|"Kids like to know that they are going to be heard, and that what they are saying is important and valuable. That is fundamental to all..." – Hallie Cohen|
Although Hallie's goal and her students' goals seemed to conflict, she realized that they shared a common thread: the desire to communicate. The students wanted to gab with each other about social stuff, and Hallie wanted them to work with others to communicate through music. Re-examining her class using the idea of aligning the teacher's goals with those of the students, she developed the plan of having them use the violin as an instrument for social communication. She began by having them work in small groups to develop skits about any social topic, whatever was going on in their life, but they were not allowed to use words to communicate with each other. Instead, they had to use the violin to create sounds that would express what they wanted to say to each other in the skit, and the audience would then guess what the skit was about.
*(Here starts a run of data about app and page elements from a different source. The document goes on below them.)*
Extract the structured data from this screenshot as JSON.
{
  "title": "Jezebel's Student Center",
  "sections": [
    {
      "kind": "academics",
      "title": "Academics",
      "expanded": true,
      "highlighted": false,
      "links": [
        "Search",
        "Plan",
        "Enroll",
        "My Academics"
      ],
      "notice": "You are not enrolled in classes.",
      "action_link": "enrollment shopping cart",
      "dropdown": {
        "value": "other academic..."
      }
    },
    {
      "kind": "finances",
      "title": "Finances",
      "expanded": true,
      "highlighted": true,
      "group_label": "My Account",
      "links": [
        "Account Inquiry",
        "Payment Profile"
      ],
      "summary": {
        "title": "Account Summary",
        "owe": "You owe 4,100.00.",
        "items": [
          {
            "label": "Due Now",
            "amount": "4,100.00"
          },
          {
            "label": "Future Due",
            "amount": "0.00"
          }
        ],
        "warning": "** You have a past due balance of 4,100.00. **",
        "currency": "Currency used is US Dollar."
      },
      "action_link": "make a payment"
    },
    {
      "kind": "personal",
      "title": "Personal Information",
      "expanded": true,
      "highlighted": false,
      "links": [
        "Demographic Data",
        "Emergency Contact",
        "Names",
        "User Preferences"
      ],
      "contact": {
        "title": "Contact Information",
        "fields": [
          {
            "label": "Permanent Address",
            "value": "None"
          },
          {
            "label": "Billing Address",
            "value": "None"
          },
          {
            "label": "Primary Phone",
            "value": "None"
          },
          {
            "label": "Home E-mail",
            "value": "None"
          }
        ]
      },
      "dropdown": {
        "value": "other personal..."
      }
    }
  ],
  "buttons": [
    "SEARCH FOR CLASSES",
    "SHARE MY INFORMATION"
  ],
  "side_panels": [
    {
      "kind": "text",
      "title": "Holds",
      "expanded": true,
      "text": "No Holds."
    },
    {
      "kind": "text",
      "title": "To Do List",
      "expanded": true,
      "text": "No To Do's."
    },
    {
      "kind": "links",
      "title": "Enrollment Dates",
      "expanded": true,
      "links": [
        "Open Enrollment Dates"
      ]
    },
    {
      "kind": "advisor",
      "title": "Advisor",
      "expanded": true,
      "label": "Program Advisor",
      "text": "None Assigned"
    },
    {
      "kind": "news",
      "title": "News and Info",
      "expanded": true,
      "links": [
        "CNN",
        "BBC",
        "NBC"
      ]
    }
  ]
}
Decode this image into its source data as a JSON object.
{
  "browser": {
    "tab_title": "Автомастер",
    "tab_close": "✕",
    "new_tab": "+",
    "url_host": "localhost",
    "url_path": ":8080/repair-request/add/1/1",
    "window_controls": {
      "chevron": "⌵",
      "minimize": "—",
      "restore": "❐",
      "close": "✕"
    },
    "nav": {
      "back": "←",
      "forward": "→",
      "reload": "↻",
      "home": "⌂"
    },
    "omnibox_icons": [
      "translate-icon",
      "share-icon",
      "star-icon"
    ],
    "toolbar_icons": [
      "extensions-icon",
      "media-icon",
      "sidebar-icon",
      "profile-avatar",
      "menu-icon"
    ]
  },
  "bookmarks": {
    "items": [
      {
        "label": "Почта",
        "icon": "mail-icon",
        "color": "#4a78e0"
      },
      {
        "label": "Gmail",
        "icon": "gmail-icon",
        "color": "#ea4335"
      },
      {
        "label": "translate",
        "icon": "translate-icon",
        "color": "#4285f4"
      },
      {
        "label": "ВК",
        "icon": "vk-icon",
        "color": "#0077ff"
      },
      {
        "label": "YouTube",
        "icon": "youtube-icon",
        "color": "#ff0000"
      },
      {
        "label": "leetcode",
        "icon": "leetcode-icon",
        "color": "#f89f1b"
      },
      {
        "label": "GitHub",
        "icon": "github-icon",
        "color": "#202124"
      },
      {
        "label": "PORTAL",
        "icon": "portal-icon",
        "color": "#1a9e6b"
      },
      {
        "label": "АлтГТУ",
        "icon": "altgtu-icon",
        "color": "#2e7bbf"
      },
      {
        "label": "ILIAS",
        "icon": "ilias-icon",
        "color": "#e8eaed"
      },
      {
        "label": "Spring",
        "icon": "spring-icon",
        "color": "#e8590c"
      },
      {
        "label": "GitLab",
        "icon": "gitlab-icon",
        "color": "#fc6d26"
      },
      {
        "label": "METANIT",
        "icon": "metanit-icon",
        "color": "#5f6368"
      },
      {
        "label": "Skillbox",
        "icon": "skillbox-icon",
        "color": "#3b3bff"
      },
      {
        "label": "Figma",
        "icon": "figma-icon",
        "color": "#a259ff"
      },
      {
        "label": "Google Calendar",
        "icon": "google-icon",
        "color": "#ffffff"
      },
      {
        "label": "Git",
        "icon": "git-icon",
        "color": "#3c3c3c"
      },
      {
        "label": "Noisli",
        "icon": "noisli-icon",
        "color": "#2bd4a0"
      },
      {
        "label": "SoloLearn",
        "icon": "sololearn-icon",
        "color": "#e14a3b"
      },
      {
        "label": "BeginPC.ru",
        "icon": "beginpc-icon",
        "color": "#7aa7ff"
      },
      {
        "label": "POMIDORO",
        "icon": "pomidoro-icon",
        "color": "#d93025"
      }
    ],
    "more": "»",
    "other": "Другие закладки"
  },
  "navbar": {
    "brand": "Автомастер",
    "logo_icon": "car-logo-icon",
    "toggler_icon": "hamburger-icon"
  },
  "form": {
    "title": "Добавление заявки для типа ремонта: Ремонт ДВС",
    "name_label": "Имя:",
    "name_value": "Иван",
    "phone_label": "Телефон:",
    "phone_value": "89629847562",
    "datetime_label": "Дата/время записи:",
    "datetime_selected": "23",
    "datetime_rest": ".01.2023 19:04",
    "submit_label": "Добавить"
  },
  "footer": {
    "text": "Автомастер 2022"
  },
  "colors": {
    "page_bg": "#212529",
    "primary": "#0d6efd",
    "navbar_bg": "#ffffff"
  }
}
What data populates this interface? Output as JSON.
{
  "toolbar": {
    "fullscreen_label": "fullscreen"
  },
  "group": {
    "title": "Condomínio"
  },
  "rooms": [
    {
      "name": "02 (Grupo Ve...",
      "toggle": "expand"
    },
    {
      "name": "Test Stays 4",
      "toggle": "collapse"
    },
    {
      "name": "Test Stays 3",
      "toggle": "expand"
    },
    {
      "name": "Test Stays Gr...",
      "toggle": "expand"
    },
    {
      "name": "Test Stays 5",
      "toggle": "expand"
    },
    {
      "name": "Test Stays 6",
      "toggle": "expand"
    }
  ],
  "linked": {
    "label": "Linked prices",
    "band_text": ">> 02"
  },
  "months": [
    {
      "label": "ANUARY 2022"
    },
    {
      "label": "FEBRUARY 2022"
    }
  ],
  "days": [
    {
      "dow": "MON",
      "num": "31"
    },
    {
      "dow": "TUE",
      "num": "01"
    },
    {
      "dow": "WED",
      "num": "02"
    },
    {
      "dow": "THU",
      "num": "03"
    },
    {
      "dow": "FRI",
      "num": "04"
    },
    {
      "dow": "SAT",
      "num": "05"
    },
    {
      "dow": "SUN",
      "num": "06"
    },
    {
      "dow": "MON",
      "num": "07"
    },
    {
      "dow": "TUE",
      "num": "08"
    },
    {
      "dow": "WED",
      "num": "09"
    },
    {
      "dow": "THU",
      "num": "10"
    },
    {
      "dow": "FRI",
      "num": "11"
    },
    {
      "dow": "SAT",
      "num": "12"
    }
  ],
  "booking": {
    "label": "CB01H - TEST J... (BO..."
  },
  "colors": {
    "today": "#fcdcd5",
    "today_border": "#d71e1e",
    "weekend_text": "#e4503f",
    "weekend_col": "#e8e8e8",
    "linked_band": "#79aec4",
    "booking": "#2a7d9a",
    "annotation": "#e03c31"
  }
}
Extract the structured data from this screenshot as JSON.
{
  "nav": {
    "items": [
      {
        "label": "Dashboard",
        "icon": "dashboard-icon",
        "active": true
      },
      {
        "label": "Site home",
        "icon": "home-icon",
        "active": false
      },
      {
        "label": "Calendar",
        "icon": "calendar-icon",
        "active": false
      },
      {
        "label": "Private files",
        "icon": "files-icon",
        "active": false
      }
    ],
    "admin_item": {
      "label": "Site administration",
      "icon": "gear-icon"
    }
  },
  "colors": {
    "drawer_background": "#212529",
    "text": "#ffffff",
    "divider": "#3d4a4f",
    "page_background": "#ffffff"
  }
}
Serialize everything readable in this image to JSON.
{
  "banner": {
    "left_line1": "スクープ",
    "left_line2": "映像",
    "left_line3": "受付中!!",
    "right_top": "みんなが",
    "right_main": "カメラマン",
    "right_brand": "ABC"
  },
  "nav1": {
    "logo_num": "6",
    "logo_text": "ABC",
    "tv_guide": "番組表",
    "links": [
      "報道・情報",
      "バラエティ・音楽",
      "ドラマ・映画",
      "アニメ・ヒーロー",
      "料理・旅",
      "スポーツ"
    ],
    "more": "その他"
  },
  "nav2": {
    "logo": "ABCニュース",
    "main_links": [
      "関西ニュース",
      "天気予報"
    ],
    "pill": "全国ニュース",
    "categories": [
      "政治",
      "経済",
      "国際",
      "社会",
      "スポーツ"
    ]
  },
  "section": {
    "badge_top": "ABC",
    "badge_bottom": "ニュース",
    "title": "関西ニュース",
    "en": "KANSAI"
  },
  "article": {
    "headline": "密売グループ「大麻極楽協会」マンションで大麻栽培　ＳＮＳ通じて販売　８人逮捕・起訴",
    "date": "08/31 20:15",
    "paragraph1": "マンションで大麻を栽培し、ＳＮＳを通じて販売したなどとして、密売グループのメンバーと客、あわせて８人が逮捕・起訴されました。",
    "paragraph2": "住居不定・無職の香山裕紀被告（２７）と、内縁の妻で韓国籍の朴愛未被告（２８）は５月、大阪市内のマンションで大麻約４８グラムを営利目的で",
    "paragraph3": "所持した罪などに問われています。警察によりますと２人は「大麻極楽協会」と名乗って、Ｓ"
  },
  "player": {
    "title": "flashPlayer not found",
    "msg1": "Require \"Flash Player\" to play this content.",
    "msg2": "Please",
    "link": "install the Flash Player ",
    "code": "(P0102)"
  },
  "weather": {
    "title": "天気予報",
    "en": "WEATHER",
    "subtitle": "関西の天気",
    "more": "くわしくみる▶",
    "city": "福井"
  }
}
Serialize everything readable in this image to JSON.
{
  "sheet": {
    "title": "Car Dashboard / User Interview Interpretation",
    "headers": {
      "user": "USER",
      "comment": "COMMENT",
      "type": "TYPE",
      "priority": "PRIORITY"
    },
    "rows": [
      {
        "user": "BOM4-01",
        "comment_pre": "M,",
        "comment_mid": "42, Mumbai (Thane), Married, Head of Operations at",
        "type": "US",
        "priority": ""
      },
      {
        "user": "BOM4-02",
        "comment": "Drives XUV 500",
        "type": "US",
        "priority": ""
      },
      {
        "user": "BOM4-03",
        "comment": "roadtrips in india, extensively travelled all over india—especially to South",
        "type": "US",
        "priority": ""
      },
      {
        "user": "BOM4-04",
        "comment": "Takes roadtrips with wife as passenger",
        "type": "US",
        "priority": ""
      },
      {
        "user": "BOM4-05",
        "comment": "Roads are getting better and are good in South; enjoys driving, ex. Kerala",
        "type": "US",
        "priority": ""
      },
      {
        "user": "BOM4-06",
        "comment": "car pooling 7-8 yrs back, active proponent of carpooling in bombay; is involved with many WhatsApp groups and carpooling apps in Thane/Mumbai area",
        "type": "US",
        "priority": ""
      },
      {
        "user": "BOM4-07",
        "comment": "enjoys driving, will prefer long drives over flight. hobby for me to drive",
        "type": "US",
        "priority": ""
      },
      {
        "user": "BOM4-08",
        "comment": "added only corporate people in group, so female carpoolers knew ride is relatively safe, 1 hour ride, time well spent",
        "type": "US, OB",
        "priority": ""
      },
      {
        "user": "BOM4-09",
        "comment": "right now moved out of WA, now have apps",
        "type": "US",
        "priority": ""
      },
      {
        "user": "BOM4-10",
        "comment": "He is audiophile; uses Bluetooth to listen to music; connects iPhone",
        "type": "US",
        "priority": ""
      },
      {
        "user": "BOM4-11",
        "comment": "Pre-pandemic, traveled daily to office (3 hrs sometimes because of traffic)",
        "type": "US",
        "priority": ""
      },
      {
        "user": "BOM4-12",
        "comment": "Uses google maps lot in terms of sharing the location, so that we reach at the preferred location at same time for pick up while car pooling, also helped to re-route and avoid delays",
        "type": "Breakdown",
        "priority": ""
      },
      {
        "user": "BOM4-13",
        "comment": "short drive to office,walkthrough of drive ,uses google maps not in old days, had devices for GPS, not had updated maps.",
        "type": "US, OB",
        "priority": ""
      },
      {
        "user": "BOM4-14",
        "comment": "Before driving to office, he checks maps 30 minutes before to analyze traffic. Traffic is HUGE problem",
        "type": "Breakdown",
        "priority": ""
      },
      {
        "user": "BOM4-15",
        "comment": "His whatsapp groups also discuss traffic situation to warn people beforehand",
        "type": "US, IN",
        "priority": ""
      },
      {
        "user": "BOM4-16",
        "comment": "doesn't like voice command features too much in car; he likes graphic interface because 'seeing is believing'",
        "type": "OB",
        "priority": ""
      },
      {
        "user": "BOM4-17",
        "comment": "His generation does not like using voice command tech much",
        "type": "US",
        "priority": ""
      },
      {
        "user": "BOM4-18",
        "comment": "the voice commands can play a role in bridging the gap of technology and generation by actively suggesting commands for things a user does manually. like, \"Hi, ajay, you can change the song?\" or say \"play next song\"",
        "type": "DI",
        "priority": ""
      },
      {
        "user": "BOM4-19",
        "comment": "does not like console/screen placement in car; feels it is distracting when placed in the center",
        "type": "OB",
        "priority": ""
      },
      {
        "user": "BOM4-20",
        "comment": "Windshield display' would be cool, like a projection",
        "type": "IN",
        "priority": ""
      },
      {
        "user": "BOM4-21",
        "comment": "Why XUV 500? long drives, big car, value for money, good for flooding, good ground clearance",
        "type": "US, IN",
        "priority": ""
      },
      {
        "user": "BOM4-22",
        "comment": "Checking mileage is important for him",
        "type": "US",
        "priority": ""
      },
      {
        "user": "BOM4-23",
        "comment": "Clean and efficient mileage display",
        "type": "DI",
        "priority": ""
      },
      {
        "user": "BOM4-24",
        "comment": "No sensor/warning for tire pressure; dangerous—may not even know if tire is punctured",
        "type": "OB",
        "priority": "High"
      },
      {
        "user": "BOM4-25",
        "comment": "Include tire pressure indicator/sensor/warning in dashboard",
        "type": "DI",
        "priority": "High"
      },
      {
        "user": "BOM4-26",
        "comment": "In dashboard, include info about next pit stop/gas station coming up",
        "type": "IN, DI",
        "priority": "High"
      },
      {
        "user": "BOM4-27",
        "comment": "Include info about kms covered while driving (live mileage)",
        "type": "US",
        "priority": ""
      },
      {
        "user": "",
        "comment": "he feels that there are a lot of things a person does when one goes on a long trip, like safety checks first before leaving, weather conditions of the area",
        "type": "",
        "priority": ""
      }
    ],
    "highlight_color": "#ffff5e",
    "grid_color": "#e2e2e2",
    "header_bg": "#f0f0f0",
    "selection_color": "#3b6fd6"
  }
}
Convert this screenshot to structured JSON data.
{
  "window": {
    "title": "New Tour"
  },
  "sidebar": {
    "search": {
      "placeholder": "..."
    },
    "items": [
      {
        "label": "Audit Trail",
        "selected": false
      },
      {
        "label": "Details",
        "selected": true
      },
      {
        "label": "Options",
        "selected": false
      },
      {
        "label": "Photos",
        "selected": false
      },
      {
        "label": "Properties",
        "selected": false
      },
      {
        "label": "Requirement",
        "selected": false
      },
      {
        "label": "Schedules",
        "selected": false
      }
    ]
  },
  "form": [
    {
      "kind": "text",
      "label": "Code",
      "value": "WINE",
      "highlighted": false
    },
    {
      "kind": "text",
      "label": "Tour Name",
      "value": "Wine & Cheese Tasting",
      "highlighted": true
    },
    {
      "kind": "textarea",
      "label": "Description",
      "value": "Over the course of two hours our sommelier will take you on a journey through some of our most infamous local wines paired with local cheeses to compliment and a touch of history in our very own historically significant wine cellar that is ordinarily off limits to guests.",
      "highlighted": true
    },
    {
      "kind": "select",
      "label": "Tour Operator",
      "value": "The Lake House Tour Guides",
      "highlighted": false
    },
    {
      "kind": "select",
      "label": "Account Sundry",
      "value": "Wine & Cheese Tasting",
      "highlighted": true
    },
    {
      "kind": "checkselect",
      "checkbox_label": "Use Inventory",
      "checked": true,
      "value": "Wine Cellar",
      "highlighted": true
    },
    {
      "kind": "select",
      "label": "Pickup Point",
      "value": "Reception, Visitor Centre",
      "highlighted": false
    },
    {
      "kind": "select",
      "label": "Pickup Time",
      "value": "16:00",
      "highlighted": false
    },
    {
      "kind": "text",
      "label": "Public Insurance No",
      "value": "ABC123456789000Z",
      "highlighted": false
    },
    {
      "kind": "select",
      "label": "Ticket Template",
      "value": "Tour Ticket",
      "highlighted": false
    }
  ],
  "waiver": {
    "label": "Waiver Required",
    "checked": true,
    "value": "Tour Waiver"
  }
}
At first, the students acted silly, but then the challenge of the game engaged them. As they became more involved, they began to understand that the purpose of the violin, of any musical instrument, is to express feelings and thoughts to someone else in a musical medium. The students connected with the violin as a way to connect with each other. Hallie's intervention succeeded because they used the violin in a way they could understand by connecting it to their goals.